Stored items
- - -

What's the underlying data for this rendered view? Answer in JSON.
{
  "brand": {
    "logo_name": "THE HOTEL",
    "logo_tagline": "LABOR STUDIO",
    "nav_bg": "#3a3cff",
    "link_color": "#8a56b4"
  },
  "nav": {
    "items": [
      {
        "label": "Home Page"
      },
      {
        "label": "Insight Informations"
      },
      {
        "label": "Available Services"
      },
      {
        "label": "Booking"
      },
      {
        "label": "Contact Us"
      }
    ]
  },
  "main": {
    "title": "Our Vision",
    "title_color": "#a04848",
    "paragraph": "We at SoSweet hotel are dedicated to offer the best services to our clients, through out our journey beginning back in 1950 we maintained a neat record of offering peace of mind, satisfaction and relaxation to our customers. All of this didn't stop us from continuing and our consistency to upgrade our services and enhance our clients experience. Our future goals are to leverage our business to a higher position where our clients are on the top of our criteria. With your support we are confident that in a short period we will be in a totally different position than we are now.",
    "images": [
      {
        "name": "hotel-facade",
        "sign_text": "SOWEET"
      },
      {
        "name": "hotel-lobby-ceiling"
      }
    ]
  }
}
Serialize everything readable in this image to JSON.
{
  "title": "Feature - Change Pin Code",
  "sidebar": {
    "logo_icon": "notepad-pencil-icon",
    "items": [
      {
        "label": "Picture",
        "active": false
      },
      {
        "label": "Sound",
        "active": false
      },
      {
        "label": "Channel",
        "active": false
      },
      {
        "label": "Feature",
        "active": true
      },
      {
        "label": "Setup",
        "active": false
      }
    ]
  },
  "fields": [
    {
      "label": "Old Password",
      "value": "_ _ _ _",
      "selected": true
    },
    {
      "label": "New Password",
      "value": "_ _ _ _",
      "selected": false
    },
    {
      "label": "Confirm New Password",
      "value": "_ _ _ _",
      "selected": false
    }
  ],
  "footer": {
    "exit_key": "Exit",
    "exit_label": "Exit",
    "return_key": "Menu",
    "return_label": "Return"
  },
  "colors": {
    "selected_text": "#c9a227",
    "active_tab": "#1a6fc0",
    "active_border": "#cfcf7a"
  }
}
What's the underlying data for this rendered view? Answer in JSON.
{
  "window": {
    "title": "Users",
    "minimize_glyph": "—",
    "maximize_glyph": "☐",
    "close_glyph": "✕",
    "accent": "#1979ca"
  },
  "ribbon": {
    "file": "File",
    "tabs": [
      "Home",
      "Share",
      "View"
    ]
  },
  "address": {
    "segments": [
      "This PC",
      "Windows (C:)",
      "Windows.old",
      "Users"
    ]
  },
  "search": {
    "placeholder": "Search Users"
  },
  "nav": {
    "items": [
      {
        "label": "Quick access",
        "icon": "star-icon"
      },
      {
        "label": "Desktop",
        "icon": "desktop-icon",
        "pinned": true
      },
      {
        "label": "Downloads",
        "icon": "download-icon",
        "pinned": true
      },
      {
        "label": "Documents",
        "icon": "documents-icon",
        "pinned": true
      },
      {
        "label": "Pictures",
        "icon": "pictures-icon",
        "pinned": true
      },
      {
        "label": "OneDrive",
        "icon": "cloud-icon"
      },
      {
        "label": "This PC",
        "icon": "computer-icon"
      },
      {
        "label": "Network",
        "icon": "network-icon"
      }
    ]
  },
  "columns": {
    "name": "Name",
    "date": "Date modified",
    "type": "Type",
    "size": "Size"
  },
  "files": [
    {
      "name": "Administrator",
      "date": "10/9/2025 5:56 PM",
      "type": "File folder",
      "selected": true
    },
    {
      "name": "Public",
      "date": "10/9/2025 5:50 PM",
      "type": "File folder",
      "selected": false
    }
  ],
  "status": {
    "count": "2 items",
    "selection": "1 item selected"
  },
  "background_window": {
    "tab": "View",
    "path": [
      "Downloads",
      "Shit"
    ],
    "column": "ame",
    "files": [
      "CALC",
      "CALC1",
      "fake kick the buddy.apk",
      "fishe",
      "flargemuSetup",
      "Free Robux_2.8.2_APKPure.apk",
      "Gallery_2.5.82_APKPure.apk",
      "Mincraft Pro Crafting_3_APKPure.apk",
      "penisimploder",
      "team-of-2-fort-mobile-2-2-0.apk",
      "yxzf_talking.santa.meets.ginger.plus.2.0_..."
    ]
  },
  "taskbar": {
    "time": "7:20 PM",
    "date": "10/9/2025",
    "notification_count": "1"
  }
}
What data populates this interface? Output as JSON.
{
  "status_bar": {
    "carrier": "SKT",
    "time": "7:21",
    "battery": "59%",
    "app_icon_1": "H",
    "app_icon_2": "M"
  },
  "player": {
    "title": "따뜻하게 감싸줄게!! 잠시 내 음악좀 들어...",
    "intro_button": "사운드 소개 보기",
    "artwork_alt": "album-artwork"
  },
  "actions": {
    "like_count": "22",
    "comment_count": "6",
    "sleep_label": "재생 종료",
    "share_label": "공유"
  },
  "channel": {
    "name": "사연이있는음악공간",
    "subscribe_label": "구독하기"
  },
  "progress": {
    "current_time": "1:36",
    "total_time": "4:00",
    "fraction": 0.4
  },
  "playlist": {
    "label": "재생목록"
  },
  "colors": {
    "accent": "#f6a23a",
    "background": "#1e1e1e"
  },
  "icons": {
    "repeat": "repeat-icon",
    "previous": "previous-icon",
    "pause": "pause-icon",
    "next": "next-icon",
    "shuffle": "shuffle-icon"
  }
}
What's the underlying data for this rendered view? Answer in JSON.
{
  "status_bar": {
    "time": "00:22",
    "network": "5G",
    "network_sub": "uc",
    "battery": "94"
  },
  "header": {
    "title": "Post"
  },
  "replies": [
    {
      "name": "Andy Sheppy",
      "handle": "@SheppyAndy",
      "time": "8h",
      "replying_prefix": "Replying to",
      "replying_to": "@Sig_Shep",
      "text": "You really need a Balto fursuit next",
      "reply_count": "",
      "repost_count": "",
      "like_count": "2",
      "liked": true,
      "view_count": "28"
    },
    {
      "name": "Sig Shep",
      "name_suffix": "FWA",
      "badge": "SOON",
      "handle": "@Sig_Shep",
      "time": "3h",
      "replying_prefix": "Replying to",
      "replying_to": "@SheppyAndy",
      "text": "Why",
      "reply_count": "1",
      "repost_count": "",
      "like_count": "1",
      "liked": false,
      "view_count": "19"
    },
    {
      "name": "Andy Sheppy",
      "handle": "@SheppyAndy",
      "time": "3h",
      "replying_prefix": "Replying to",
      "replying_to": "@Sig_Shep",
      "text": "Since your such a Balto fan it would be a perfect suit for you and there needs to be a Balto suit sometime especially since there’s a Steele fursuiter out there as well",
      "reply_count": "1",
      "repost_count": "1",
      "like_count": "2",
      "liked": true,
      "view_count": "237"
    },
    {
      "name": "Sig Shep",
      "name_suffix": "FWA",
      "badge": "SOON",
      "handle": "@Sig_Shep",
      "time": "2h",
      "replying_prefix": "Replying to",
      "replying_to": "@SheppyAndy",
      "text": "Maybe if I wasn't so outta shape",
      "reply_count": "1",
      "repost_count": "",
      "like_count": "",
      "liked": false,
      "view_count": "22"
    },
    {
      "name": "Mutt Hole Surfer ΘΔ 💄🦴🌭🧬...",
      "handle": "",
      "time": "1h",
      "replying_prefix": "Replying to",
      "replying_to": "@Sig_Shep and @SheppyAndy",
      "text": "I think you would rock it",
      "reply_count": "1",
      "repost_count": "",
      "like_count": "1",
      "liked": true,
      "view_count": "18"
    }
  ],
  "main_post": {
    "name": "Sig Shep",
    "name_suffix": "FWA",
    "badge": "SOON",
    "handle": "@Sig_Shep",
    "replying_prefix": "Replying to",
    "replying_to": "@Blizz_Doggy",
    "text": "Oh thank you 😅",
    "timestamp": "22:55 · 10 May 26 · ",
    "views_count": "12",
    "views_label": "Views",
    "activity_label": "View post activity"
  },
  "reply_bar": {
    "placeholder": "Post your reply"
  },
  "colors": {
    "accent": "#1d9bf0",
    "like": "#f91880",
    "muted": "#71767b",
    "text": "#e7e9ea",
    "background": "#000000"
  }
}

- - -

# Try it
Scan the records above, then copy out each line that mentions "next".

# The completed task
    "next": "next-icon",
      "text": "You really need a Balto fursuit next",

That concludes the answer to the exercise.